● **Goal of the exercise**
Omitting all images, output the entries that follow exactly as written.

● **Data for the task**
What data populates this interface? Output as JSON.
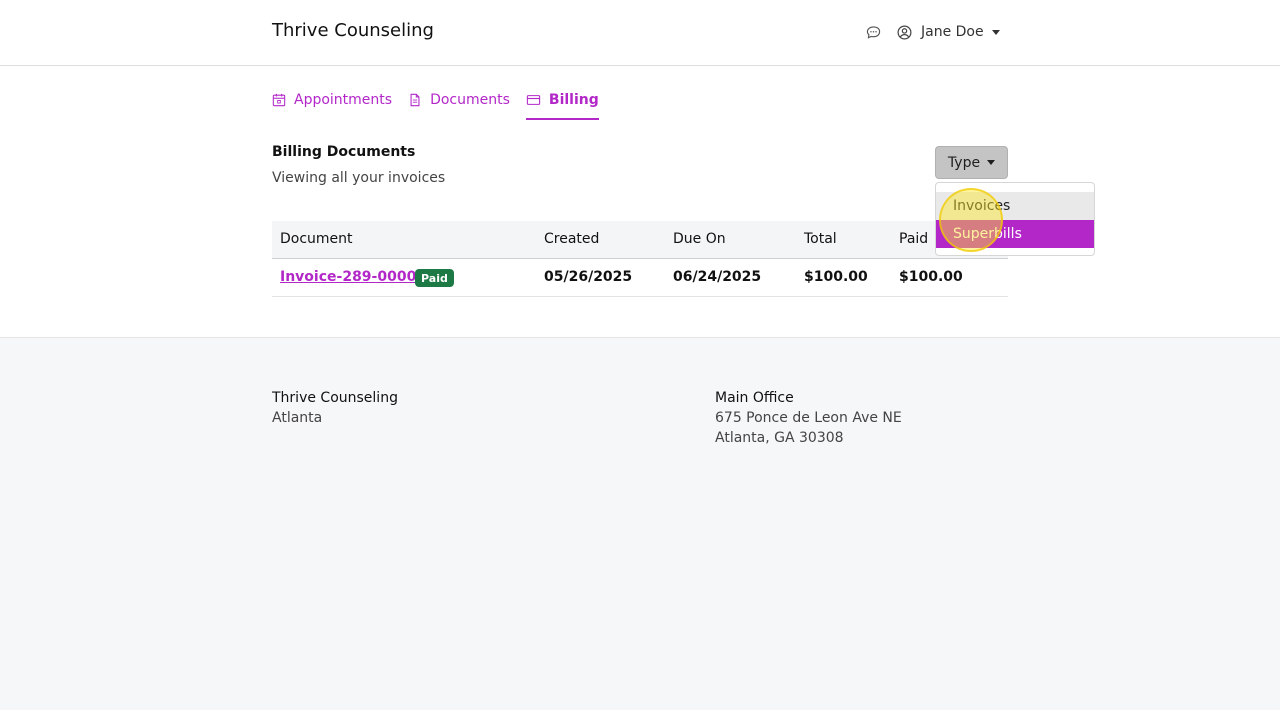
{
  "header": {
    "brand": "Thrive Counseling",
    "user_name": "Jane Doe"
  },
  "tabs": [
    {
      "label": "Appointments",
      "icon": "calendar-icon",
      "active": false
    },
    {
      "label": "Documents",
      "icon": "document-icon",
      "active": false
    },
    {
      "label": "Billing",
      "icon": "credit-card-icon",
      "active": true
    }
  ],
  "section": {
    "title": "Billing Documents",
    "subtitle": "Viewing all your invoices"
  },
  "type_filter": {
    "label": "Type",
    "options": [
      "Invoices",
      "Superbills"
    ],
    "hovered": "Invoices",
    "highlighted": "Superbills"
  },
  "table": {
    "columns": [
      "Document",
      "Created",
      "Due On",
      "Total",
      "Paid"
    ],
    "rows": [
      {
        "document": "Invoice-289-00001",
        "status": "Paid",
        "created": "05/26/2025",
        "due_on": "06/24/2025",
        "total": "$100.00",
        "paid": "$100.00"
      }
    ]
  },
  "footer": {
    "left": {
      "title": "Thrive Counseling",
      "line1": "Atlanta"
    },
    "right": {
      "title": "Main Office",
      "line1": "675 Ponce de Leon Ave NE",
      "line2": "Atlanta, GA 30308"
    }
  },
  "colors": {
    "accent": "#b327c9",
    "paid_badge": "#1e7a45",
    "footer_bg": "#f6f7f9"
  }
}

● **Output of the exercise**
What data populates this interface? Output as JSON.
{
  "header": {
    "brand": "Thrive Counseling",
    "user_name": "Jane Doe"
  },
  "tabs": [
    {
      "label": "Appointments",
      "icon": "calendar-icon",
      "active": false
    },
    {
      "label": "Documents",
      "icon": "document-icon",
      "active": false
    },
    {
      "label": "Billing",
      "icon": "credit-card-icon",
      "active": true
    }
  ],
  "section": {
    "title": "Billing Documents",
    "subtitle": "Viewing all your invoices"
  },
  "type_filter": {
    "label": "Type",
    "options": [
      "Invoices",
      "Superbills"
    ],
    "hovered": "Invoices",
    "highlighted": "Superbills"
  },
  "table": {
    "columns": [
      "Document",
      "Created",
      "Due On",
      "Total",
      "Paid"
    ],
    "rows": [
      {
        "document": "Invoice-289-00001",
        "status": "Paid",
        "created": "05/26/2025",
        "due_on": "06/24/2025",
        "total": "$100.00",
        "paid": "$100.00"
      }
    ]
  },
  "footer": {
    "left": {
      "title": "Thrive Counseling",
      "line1": "Atlanta"
    },
    "right": {
      "title": "Main Office",
      "line1": "675 Ponce de Leon Ave NE",
      "line2": "Atlanta, GA 30308"
    }
  },
  "colors": {
    "accent": "#b327c9",
    "paid_badge": "#1e7a45",
    "footer_bg": "#f6f7f9"
  }
}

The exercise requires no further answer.